Cerebral palsy is a group of disorders that affect movement and muscle tone or posture. It's caused by damage that occurs to the immature brain as it develops, most often before birth.
People with cerebral palsy can have problems swallowing and commonly have eye muscle imbalance, in which the eyes don't focus on the same object. They also might have reduced range of motion at various joints of their bodies due to muscle stiffness.
Signs and symptoms can vary greatly. Movement and coordination problems associated with cerebral palsy include:
- Variations in muscle tone, such as being either too stiff or too floppy
- Stiff muscles and exaggerated reflexes (spasticity)
- Stiff muscles with normal reflexes (rigidity)
- Lack of balance and muscle coordination (ataxia)
- Tremors or involuntary movements
- Slow, writhing movements
- Delays in reaching motor skills milestones, such as pushing up on arms, sitting up or crawling
- Favoring one side of the body, such as reaching with one hand or dragging a leg while crawling
- Difficulty walking, such as walking on toes, a crouched gait, a scissors-like gait with knees crossing,
a wide gait or an asymmetrical gait
- Excessive drooling or problems with swallowing
- Difficulty with sucking or eating
- Delays in speech development or difficulty speaking
- Learning difficulties
- Difficulty with fine motor skills, such as buttoning clothes or picking up utensils
Cerebral palsy can affect the whole body, or it might be limited primarily to one limb or one side of the body. The brain disorder causing cerebral palsy doesn't change with time, so the symptoms usually don't worsen with age.
However, as the child gets older, some symptoms might become more or less apparent. And muscle shortening and muscle rigidity can worsen if not treated aggressively. Brain abnormalities associated with cerebral palsy might also contribute to other neurological problems, including:
- Difficulty seeing and hearing
- Intellectual disabilities
- Abnormal touch or pain perceptions
- Oral diseases
- Mental health conditions
- Urinary incontinence

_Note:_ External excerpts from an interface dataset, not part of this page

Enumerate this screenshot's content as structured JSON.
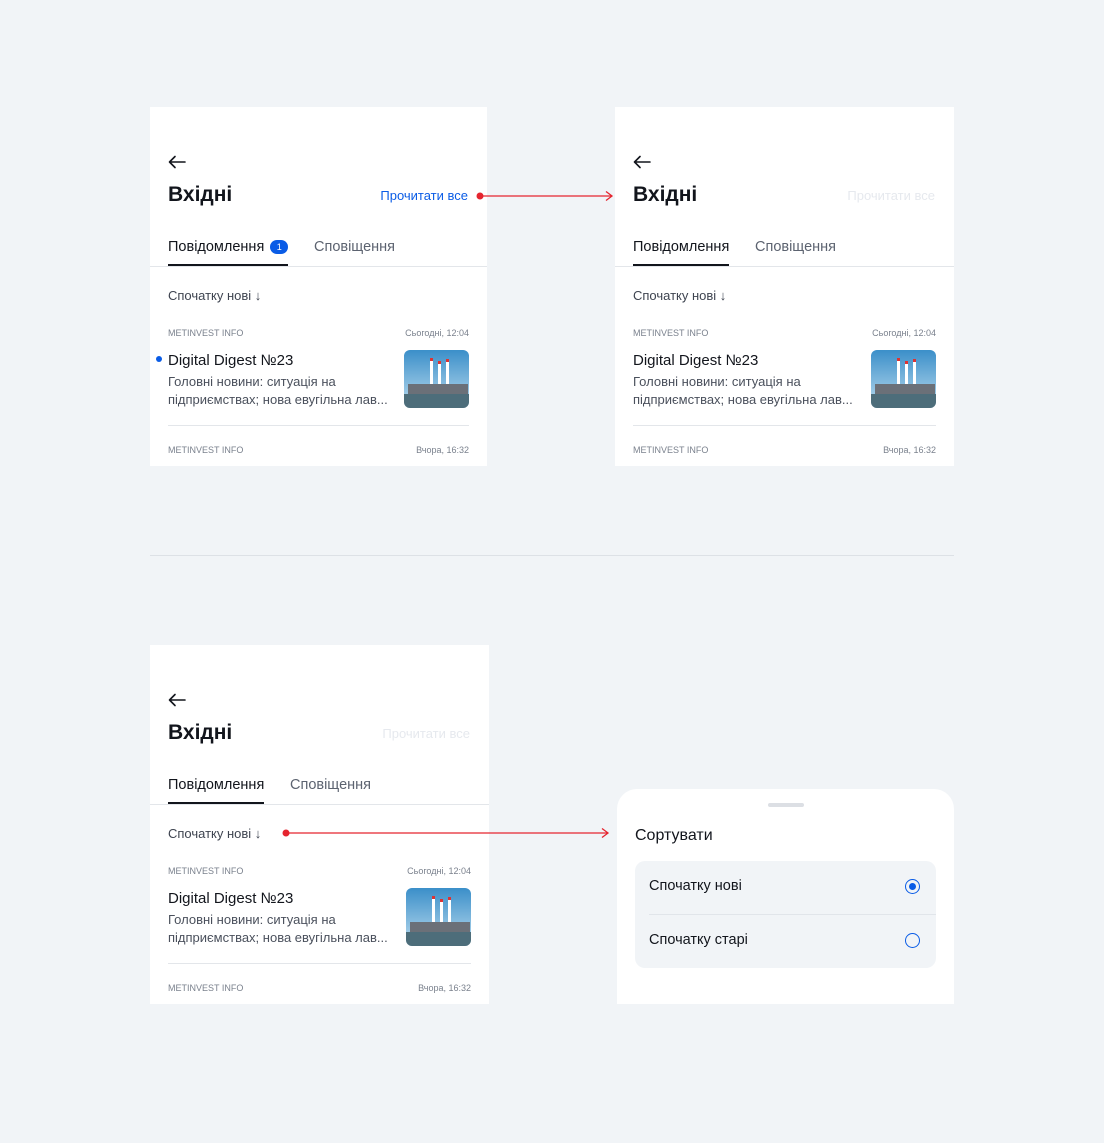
{
  "screens": [
    {
      "back_icon": "arrow-left-icon",
      "title": "Вхідні",
      "read_all": "Прочитати все",
      "tabs": {
        "messages": "Повідомлення",
        "messages_badge": "1",
        "notifications": "Сповіщення"
      },
      "sort": "Спочатку нові ↓",
      "items": [
        {
          "source": "METINVEST INFO",
          "time": "Сьогодні, 12:04",
          "title": "Digital Digest №23",
          "body_l1": "Головні новини: ситуація на",
          "body_l2": "підприємствах; нова евугільна лав..."
        },
        {
          "source": "METINVEST INFO",
          "time": "Вчора, 16:32"
        }
      ]
    },
    {
      "back_icon": "arrow-left-icon",
      "title": "Вхідні",
      "read_all": "Прочитати все",
      "tabs": {
        "messages": "Повідомлення",
        "notifications": "Сповіщення"
      },
      "sort": "Спочатку нові ↓",
      "items": [
        {
          "source": "METINVEST INFO",
          "time": "Сьогодні, 12:04",
          "title": "Digital Digest №23",
          "body_l1": "Головні новини: ситуація на",
          "body_l2": "підприємствах; нова евугільна лав..."
        },
        {
          "source": "METINVEST INFO",
          "time": "Вчора, 16:32"
        }
      ]
    },
    {
      "back_icon": "arrow-left-icon",
      "title": "Вхідні",
      "read_all": "Прочитати все",
      "tabs": {
        "messages": "Повідомлення",
        "notifications": "Сповіщення"
      },
      "sort": "Спочатку нові ↓",
      "items": [
        {
          "source": "METINVEST INFO",
          "time": "Сьогодні, 12:04",
          "title": "Digital Digest №23",
          "body_l1": "Головні новини: ситуація на",
          "body_l2": "підприємствах; нова евугільна лав..."
        },
        {
          "source": "METINVEST INFO",
          "time": "Вчора, 16:32"
        }
      ]
    }
  ],
  "sort_sheet": {
    "title": "Сортувати",
    "options": [
      {
        "label": "Спочатку нові",
        "selected": true
      },
      {
        "label": "Спочатку старі",
        "selected": false
      }
    ]
  },
  "colors": {
    "accent": "#0a5ce6",
    "annotation": "#e5252f",
    "background": "#f1f4f7"
  }
}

- Physical therapy and rehabilitation. A child with cerebral palsy usually starts these therapies in the first few years of life or soon after being diagnosed. Physical therapy is one of the most important parts of treatment. It involves exercises and activities that can maintain or improve muscle strength, balance, and movement. A physical therapist helps the child learn skills such as sitting, walking, or using a wheelchair. Other types of therapy include:
- Orthotic devices. Braces, splints, and casts can be placed on the affected limbs and can improve movement and balance. Other devices that can help with movement and posture include wheelchairs, rolling walkers, and powered scooters.
- Assistive devices and technologies. These include special computer-based communication machines, Velcro-fastened shoes, or crutches, which can help make daily life easier.
- Medication. Certain medications can relax stiff or overactive muscles and reduce abnormal movement. They may be taken by mouth, injected into affected muscles, or infused into the fluid surrounding the spinal cord through a pump implanted near the spinal cord. For children who have cerebral palsy and epilepsy (seizures), standard epileptic medications should be considered, but these medications may also have negative effects on the developing brain.
- Surgery. A child may need surgery if symptoms are severe. For instance, surgery can lengthen stiff, tightly contracted muscles. A surgeon can also place arms or legs in better positions or correct or improve an abnormally curved spine. Sometimes, if other treatments have not worked, a surgeon can cut certain nerves to treat abnormal, spastic movements. Before conducting surgery, it is important for a health care provider to assess the procedure’s benefits by carefully analyzing biomechanics of the joints and muscles.